Only 20% to 30% of the Western population have an ideal blood pressure of lower than 120/80 mmHg.
While blood pressure tends to rise with age, diet and lifestyle play a vital role in managing blood pressure. Science has previously confirmed that low intakes of potassium and high intakes of sodium are not congruent with maintaining a healthy blood pressure level.
A new study, by food researchers at Wageningen University’s Human Nutrition Dept., investigated potassium consumption in 21 different countries, including the United States. The study was published in the Internal Medicine journal.
The research further confirmed that increasing “good” potassium salts have a role in maintaining blood pressure.
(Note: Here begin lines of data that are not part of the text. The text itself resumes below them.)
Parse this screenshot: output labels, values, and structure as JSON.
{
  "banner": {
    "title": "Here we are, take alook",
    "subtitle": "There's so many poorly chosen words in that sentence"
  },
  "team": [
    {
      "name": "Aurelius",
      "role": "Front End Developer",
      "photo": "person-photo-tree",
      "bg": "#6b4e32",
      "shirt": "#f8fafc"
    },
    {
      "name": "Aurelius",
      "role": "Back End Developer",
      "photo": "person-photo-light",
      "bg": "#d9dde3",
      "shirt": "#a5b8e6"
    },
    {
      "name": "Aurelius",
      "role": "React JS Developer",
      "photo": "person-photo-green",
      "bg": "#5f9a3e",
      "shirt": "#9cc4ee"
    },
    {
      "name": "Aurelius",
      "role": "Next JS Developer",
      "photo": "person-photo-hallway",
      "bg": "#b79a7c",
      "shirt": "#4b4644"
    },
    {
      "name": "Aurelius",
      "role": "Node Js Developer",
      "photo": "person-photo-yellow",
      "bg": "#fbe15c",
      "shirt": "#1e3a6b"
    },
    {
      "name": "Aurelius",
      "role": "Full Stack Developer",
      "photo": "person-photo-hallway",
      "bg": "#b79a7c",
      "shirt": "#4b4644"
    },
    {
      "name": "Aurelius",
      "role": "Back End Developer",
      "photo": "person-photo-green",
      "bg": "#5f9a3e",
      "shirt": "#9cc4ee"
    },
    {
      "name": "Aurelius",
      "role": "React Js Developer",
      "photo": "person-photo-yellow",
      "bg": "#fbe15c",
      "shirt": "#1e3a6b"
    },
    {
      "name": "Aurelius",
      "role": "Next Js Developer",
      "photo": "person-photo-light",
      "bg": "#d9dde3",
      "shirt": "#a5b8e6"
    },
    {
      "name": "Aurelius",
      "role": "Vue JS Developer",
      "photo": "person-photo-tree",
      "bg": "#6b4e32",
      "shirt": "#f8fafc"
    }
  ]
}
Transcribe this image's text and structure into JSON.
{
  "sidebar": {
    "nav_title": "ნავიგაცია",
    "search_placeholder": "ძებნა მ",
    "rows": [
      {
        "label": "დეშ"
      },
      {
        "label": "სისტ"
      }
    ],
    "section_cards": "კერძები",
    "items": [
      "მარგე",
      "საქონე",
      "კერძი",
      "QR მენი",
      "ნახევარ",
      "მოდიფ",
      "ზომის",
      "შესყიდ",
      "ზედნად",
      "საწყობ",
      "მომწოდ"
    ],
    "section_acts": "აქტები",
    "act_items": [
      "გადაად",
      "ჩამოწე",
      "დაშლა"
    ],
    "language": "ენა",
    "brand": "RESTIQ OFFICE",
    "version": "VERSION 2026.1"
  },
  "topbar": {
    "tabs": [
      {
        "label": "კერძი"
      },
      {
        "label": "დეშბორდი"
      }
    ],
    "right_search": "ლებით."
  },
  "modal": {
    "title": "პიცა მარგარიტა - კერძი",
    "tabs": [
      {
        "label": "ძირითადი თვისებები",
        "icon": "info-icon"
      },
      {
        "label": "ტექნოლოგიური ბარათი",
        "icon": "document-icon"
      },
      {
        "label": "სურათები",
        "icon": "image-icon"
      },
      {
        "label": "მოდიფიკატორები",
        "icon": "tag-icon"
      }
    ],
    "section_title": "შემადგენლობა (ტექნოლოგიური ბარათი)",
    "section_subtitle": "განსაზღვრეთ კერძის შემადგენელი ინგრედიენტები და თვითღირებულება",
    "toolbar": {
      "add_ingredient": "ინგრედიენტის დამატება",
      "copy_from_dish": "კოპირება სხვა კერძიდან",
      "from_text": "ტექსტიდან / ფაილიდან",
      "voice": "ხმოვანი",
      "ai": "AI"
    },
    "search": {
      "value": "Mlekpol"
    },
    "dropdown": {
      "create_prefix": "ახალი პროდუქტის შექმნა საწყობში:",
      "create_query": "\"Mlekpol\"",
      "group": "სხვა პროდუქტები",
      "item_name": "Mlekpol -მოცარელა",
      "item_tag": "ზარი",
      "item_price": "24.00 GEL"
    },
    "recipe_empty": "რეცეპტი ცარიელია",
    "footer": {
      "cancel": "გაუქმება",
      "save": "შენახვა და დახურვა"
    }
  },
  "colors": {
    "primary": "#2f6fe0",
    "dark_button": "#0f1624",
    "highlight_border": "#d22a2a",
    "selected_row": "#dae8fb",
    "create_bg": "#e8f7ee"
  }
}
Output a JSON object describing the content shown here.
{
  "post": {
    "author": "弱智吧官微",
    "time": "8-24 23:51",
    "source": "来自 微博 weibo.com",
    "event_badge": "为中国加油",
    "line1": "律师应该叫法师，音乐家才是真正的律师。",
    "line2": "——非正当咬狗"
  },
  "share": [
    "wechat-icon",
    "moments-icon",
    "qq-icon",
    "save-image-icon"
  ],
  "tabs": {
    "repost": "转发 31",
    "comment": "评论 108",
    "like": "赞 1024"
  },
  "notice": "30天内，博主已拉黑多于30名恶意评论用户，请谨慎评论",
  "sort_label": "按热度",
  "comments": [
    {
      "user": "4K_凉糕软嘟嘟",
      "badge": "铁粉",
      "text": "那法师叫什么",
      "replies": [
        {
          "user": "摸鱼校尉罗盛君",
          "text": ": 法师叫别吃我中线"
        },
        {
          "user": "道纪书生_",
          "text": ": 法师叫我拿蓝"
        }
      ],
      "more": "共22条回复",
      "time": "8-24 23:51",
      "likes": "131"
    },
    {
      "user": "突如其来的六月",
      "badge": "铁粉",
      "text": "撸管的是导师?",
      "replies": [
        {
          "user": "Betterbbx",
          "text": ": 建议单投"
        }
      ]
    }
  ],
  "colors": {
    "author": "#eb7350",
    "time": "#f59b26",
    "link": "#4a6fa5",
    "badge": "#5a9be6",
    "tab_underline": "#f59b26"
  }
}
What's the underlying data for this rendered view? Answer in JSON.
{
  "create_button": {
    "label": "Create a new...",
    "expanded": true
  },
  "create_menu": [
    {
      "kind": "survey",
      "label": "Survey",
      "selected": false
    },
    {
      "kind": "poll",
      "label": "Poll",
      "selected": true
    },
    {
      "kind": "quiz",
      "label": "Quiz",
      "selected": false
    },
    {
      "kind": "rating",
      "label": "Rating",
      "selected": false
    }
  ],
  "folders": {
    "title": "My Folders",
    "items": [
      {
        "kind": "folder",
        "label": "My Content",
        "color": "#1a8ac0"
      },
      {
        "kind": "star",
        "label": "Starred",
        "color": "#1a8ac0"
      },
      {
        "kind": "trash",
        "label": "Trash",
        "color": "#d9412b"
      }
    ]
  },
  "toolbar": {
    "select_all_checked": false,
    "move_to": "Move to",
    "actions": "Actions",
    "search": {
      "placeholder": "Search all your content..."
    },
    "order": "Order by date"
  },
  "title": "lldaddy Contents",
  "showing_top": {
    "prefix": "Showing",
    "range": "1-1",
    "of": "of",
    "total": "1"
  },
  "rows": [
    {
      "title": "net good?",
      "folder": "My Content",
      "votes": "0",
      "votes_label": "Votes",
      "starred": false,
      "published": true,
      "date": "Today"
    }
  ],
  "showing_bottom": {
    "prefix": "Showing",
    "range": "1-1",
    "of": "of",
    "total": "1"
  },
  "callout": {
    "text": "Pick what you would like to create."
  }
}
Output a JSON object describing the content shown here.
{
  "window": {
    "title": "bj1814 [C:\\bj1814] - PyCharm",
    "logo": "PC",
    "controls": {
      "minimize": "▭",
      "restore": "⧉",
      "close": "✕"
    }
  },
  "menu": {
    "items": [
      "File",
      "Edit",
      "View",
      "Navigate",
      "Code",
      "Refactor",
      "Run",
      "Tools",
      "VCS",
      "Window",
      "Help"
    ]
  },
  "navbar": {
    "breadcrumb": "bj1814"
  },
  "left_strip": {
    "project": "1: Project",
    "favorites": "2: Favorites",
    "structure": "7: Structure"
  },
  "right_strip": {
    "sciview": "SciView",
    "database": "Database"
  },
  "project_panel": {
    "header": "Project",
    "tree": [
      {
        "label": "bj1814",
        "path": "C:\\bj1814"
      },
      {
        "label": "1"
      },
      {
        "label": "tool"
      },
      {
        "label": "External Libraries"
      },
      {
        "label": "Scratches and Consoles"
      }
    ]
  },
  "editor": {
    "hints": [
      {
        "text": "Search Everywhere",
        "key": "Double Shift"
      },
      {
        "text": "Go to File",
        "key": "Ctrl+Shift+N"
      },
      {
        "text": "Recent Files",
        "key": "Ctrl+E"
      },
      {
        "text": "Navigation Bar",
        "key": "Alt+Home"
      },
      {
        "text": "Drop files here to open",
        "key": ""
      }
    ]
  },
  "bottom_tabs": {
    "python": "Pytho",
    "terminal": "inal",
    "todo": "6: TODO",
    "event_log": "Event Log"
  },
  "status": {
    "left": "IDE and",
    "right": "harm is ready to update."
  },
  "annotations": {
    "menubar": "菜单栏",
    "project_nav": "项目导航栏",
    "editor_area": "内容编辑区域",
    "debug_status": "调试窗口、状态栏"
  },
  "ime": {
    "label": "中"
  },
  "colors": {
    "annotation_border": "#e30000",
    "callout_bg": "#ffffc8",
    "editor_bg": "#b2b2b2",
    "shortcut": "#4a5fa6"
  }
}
Specifically, the study concluded that increasing potassium could help improve blood pressure, and that this favorable blood pressure effect would be equivalent to halving intake of “bad” sodium salts.
The study found that certain countries, such as New Zealand, Germany, United States, Netherlands, and China, only have an average potassium intake of 1.7 to 3.7 grams per day; substantially lower than the recommended 4.7 grams per day. Meanwhile, the average salt consumption for Western countries could be as high as 12 grams per day. WHO recommends salt intake not exceed 5 grams per day.
Many people are unaware that table salt is not their only salt intake source, as processed foods (from bread to soups) are full of salt. Many brands of frozen dinner entrées can provide over three times the daily recommended allowance of salt. In fact, the USDA estimates that 77% of the average persons’ salt intake is from processed food. However, as the above study shows, healthy blood pressure is achieved not only with decreasing salt intake, but by simultaneously increasing potassium.
Examples Of Potassium Rich Foods
- Swiss Chard
- Soy beans
- Lima beans
- Winter squash
- Sweet potatoes
- Baked potatoes
- Tomato paste and puree
- Plain non-fat yogurt
- Prune juice
- Carrot juice
- Yellow fin tuna
- Pacific Cod